TASK INSTRUCTIONS
Your response should reproduce every line of the entries that contains the word "placeholder".

[PROVIDED DATA Boundary: Start]

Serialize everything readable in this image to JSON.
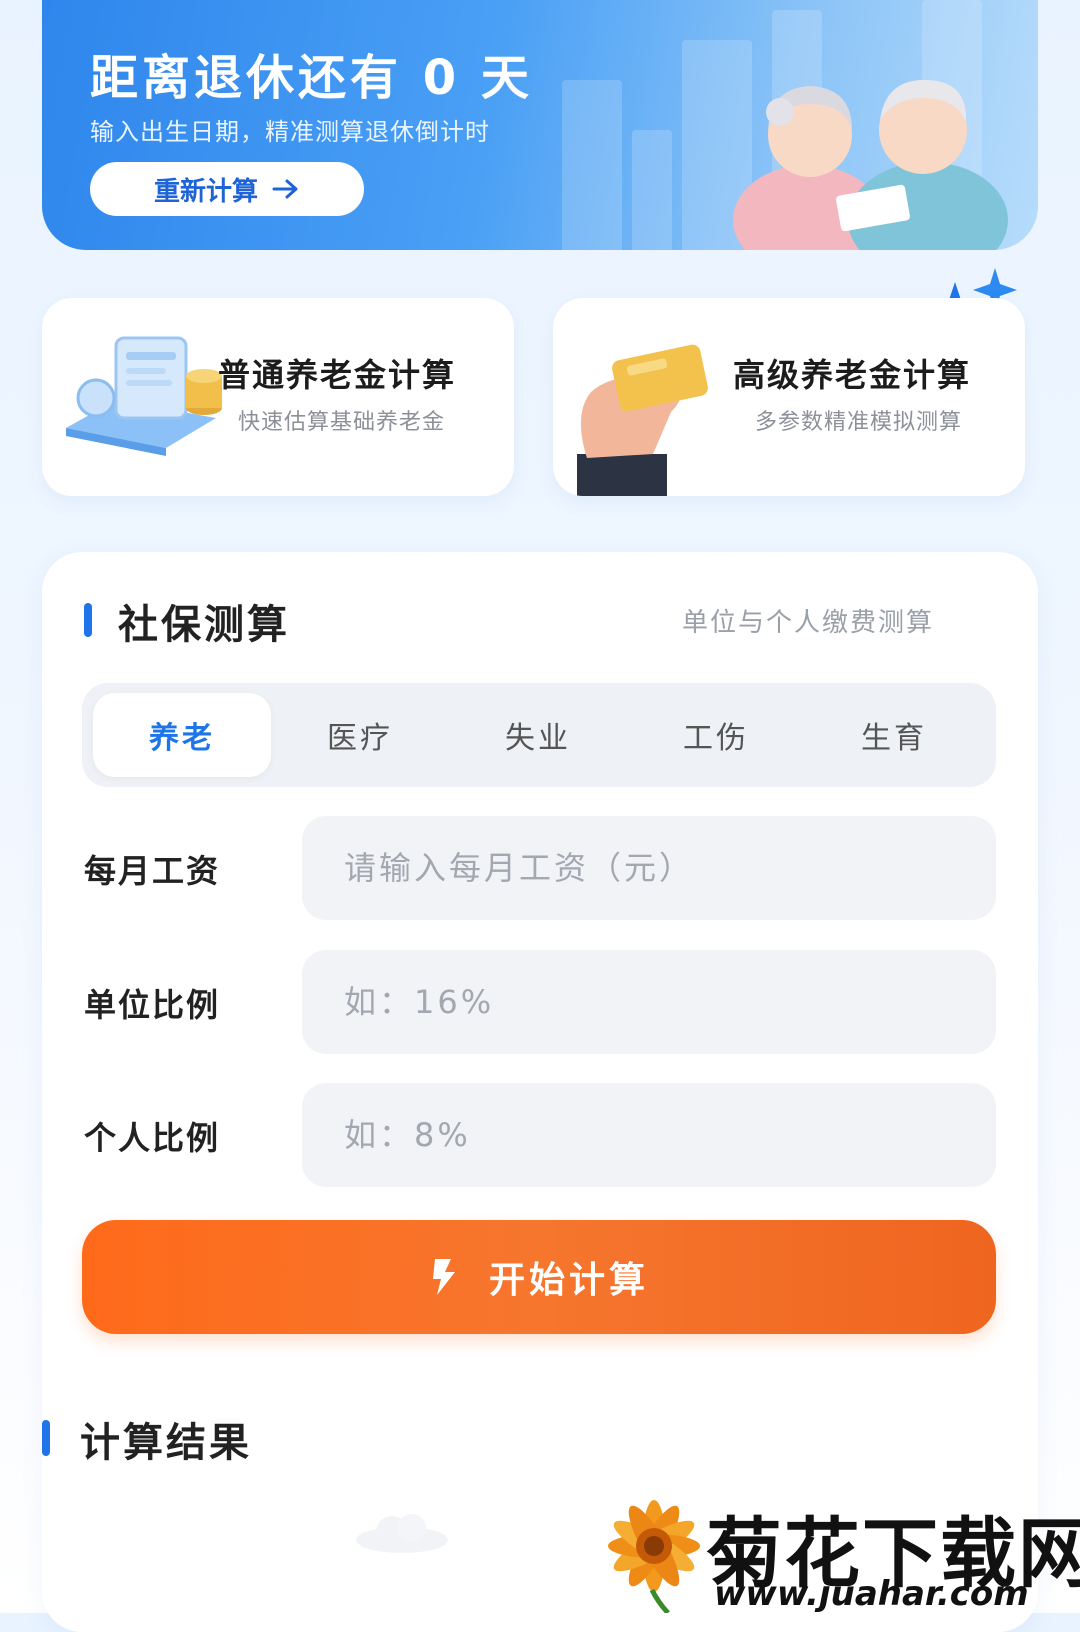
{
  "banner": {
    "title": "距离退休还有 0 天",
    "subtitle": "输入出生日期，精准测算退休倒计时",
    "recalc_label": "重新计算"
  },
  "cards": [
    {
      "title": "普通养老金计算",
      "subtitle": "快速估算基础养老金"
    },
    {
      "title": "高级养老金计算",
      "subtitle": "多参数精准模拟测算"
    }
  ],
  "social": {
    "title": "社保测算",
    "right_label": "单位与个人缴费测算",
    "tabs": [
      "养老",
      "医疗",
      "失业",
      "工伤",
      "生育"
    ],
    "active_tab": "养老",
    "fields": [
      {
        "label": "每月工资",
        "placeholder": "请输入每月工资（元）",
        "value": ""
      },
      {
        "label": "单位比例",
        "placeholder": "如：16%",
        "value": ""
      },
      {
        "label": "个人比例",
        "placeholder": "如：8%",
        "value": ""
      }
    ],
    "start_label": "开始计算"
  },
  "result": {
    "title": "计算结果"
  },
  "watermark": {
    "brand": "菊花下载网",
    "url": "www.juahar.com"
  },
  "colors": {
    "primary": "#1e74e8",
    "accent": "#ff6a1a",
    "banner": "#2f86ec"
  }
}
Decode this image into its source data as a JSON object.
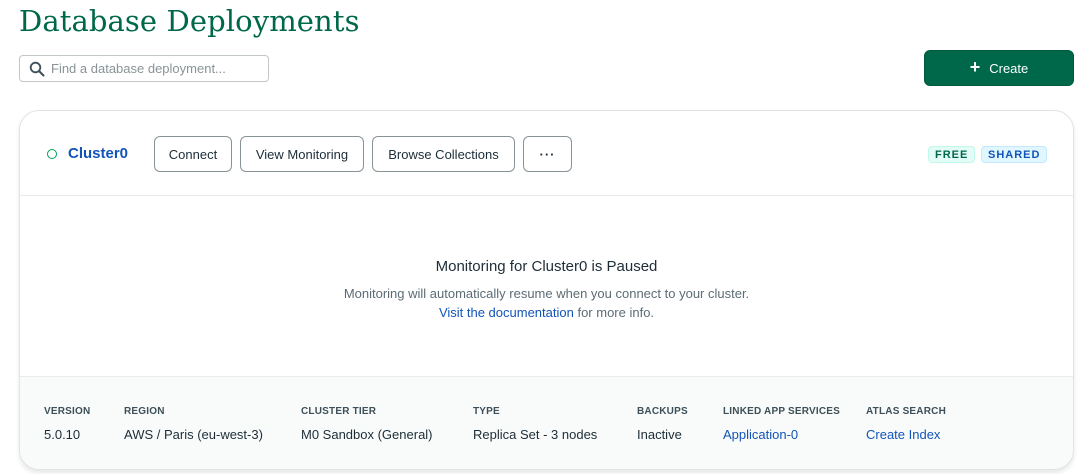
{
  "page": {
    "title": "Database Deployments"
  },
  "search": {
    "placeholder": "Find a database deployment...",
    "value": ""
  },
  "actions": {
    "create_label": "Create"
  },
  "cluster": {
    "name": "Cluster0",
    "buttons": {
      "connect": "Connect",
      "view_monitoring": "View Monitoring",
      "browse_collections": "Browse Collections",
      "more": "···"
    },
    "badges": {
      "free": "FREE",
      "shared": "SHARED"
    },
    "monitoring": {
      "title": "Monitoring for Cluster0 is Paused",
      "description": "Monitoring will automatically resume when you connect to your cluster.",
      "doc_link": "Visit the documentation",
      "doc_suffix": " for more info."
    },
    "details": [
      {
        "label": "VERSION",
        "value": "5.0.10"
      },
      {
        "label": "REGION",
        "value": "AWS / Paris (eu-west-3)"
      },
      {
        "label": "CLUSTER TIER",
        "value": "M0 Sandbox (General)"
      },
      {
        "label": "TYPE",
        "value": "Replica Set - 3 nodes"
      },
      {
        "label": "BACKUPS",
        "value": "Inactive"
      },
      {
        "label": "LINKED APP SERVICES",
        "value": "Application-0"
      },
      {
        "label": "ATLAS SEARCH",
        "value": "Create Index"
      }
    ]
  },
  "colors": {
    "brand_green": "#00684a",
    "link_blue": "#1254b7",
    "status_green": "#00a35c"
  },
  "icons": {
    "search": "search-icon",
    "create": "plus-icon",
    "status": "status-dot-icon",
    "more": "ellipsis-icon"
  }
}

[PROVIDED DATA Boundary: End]

SOLUTION
        "placeholder": "请输入每月工资（元）",
        "placeholder": "如：16%",
        "placeholder": "如：8%",
    "placeholder": "Find a database deployment...",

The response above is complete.